site stats
Punekars pick up betel nut, sabai grass items to send plastic packing |

Punekars pick up betel nut, sabai grass items to send plastic packing

Edited: pic in p common file name bark, bin, bag

Caption for bark: Plate and bowls made using betel nut bark


Caption for bin: Surendra Shroff with the garbage bin liners made out of newspapers.

Caption for bag: Cloth bag recycled from a used children’s t-shirt.

Pune: Dump the plastic plates and bowls and ready the table with dinnerware made of betel nuts or sabai grass.

The market is suddenly buzzing with products made from paper, newspaper, leaves and tree bark following the ban on plastic by the state government. Many of these products, which have been in the market for long, are in much demand with people seeking an alternative to essential plastic products that have been in use for years.

From garbage bin liners made from newspapers to cutlery made from the bark of a betel nut tree, a wide assortment of products has come into limelight. The growing demand for these products has also become a source of livelihood for several underprivileged people in society.

Ecoserve founder Anindita Chaudhari said, “My first product was areca nut (betel nut) dinner sets, which are not only sturdy and look good but are also 100% biodegradable. I wanted to provide people with a healthy alternative to plastic and other disposable dinnerware. My next product was sabai grass tableware like table mats, coasters and baskets. These are made made using needle-sharp golden grass.”

Chaudhari said her production unit for the areca nuts dinner sets is located in Coimbatore and she sources the sabai grass tableware from tribals in Odisha. “Since the ban was announced, a lot of plastic dealers has approached me. But I want these products to organically seep through the market. I want to connect more people with the concept of using ecofriendly goods,” she said, adding that the individual sale of her products has gone up by 35-40% in the wake of the ban.

Surendra Shroff of the Rotary Club of Pune Central has been working on a project of recycling newspapers into bags and other products for the last many years.

“This was a project launched by the club and we have imparted the skills of making paper bags and other products among nearly 30,000 people so far. We are using newspapers, cardboard beams and waste cloth linkages from socks manufacturing units as the primary raw materials for our products,” he said.

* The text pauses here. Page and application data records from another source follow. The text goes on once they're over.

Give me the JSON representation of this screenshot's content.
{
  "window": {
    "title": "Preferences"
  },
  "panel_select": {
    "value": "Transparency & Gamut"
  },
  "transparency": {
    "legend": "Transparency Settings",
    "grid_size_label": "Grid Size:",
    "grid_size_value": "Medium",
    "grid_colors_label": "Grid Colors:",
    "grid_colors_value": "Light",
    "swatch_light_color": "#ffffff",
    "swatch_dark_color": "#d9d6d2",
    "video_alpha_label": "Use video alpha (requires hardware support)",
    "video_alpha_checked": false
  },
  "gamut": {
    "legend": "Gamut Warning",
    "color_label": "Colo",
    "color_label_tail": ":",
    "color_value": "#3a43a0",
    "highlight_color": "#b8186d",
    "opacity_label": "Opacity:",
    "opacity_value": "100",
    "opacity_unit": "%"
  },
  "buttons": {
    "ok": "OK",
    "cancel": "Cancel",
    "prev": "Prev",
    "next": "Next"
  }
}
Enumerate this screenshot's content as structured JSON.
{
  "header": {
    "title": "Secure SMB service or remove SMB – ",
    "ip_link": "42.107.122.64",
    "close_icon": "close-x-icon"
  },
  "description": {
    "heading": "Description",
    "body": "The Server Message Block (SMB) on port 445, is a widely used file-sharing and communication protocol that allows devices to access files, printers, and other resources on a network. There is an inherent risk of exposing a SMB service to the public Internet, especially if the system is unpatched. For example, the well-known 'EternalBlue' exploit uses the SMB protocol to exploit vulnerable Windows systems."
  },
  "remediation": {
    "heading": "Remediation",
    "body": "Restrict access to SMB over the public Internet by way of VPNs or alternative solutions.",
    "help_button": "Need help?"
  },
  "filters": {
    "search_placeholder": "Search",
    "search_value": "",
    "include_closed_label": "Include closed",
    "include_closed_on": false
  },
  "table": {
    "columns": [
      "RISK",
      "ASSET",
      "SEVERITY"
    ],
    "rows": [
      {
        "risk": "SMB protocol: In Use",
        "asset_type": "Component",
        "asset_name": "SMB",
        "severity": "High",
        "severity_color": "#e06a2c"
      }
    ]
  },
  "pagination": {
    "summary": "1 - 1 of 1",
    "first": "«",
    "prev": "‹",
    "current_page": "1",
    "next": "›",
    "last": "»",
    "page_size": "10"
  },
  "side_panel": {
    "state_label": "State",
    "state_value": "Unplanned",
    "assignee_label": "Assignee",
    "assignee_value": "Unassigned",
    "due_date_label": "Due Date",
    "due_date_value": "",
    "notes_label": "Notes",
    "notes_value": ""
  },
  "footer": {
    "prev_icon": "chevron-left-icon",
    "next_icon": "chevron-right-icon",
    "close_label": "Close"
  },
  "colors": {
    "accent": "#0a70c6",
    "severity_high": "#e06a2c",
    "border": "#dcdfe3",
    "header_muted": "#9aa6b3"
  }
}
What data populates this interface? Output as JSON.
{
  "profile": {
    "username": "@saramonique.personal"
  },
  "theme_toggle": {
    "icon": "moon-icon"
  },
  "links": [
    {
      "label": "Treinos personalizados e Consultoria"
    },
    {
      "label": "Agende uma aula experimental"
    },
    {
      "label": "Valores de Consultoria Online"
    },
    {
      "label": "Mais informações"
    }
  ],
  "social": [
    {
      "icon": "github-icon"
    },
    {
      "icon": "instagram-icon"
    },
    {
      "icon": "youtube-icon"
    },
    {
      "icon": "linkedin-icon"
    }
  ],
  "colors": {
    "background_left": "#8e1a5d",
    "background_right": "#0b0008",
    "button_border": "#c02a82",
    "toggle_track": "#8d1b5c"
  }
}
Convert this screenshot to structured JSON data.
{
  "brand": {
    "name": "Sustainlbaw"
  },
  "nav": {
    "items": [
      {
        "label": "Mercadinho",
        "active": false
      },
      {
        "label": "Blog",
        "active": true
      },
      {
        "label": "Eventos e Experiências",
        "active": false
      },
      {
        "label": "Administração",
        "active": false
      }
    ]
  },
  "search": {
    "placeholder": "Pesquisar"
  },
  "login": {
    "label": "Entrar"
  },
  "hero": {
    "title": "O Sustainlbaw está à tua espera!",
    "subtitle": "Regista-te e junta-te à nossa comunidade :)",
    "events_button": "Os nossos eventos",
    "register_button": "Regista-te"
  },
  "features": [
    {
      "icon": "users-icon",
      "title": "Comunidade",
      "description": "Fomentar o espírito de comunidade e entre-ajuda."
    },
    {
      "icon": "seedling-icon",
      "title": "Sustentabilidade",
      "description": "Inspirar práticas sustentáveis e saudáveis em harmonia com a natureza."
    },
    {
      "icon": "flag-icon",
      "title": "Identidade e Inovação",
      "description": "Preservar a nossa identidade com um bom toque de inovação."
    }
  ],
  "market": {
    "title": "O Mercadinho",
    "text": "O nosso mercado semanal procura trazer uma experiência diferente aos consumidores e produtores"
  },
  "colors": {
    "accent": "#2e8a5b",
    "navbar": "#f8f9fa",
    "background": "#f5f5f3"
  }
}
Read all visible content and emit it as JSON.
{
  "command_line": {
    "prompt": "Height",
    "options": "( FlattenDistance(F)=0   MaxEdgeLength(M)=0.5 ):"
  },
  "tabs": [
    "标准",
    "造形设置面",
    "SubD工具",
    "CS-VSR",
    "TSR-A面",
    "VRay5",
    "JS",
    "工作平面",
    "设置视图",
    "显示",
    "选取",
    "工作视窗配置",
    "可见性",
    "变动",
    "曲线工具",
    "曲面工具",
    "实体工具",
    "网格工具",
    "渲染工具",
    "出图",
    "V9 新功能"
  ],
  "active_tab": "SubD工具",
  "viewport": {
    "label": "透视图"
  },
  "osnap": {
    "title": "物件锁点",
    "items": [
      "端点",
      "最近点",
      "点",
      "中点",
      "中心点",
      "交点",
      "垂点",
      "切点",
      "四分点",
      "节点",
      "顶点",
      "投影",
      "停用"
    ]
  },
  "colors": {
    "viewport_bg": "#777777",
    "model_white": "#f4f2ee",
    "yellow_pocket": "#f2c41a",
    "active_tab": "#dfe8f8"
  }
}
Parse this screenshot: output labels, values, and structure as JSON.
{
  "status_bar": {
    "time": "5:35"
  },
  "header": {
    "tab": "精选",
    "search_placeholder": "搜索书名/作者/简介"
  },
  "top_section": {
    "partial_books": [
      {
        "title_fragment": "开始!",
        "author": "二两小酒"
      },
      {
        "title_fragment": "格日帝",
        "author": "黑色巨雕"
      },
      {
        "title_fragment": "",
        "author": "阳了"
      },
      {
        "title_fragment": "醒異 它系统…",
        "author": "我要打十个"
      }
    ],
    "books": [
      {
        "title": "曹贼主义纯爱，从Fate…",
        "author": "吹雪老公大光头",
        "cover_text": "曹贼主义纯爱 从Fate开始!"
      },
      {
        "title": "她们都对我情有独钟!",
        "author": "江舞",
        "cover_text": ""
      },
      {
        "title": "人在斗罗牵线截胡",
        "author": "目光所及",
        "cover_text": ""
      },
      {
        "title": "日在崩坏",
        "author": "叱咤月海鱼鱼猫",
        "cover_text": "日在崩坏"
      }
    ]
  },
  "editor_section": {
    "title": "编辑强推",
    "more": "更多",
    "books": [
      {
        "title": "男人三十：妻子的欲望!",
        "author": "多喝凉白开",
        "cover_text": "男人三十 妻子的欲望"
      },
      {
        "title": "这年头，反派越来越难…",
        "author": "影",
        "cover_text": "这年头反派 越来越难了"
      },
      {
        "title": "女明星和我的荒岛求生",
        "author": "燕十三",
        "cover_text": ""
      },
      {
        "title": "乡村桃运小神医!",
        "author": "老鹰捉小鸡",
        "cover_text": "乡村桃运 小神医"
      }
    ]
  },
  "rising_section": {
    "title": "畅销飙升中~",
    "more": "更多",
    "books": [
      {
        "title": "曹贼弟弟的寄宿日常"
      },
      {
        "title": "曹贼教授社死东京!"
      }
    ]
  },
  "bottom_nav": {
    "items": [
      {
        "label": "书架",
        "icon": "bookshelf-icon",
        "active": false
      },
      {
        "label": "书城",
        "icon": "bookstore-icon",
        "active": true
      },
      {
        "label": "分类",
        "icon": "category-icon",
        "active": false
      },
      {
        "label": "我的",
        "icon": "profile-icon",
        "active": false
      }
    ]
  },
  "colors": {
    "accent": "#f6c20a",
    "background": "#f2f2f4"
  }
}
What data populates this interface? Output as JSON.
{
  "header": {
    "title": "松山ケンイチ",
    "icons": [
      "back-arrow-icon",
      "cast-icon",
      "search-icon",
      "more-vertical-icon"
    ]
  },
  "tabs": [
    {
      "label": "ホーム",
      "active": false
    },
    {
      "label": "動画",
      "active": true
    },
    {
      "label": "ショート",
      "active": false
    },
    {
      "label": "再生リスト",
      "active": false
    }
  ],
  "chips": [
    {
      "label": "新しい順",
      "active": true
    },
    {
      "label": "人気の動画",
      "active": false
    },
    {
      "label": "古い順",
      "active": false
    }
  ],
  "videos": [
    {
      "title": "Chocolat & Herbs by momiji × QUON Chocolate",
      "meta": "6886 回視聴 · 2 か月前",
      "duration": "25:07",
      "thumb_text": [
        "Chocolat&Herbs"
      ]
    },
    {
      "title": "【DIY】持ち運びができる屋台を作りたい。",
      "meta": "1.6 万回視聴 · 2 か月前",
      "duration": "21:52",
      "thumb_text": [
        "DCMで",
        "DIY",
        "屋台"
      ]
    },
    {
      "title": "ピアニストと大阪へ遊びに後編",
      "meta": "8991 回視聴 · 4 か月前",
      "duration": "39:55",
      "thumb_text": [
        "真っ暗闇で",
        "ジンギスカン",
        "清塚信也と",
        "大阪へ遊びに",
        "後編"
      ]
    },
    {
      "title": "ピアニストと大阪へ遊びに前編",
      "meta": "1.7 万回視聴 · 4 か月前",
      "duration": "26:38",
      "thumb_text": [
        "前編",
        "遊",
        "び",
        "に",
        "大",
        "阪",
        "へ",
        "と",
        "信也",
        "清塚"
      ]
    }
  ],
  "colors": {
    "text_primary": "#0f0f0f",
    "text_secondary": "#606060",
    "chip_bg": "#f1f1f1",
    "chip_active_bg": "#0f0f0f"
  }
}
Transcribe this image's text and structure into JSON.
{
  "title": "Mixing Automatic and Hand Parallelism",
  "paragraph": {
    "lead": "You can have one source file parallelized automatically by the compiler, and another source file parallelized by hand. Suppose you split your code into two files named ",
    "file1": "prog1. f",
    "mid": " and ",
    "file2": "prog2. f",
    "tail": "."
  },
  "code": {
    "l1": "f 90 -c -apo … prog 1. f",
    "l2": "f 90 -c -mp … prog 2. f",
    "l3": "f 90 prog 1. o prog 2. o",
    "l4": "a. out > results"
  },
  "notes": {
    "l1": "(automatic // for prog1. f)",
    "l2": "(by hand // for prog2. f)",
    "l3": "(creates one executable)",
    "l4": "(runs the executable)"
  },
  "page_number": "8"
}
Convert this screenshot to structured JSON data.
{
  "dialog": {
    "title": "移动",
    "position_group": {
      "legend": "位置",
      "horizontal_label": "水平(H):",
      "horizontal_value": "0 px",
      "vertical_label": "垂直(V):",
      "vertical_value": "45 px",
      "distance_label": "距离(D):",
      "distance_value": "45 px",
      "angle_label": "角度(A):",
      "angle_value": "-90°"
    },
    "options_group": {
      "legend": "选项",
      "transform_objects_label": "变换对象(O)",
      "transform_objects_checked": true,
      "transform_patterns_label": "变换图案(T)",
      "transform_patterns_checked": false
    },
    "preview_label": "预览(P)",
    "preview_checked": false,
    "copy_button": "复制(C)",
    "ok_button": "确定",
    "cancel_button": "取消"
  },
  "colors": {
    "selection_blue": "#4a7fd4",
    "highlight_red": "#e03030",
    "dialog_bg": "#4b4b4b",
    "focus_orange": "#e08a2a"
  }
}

The aim has been to reduce the use of plastic and provide a cheaper alternative. “We had developed garbage bin liners from newspapers about five years ago, but are getting the traction now. The liners come in sizes matching the dustbins distributed by the Pune Municipal Corporation. Newsprint is known to absorb moisture. Wet garbage such as fruit and vegetable peels and used tea leaves can be dumped in these bags. We have also developed products such as small pouches to replace the mouth-freshner sachets available at restaurants and bags to carry eggs. The paper bags we make can sustain weight between 1.5kg and 15kg,” he said.

Sourcing her products from tribals in Odisha, Neha Tiwari of Thunga-The Paper Bag said, “They have always used plates and bowls made out of siali leaves available in the local forests. These leaves are stitched together and shaped with machines. These are cheap and can be a good alternative to plastic wares.”

She said about 50 women from a village near Alibaug are actively involved in making cloth and paper bags. Till January, the products from her brand had barely any demand. However, a lot of enquiries started pouring in, specially through the social media, since mid-March.

“We are encouraging people to donate their used clothes, including shirts and denims. These can be recycled into cloth bags. The women have been trained in making these bags and we provide them with the raw material. They can earn a living for themselves. We will also tie up with old age homes so that the inhabitants can get engaged in manufacturing such products and earn a living,” Tiwari said.

Category: Dinnerware  Tags: ,  Comments off
You can follow any responses to this entry through the RSS 2.0 feed. Both comments and pings are currently closed.

Comments are closed.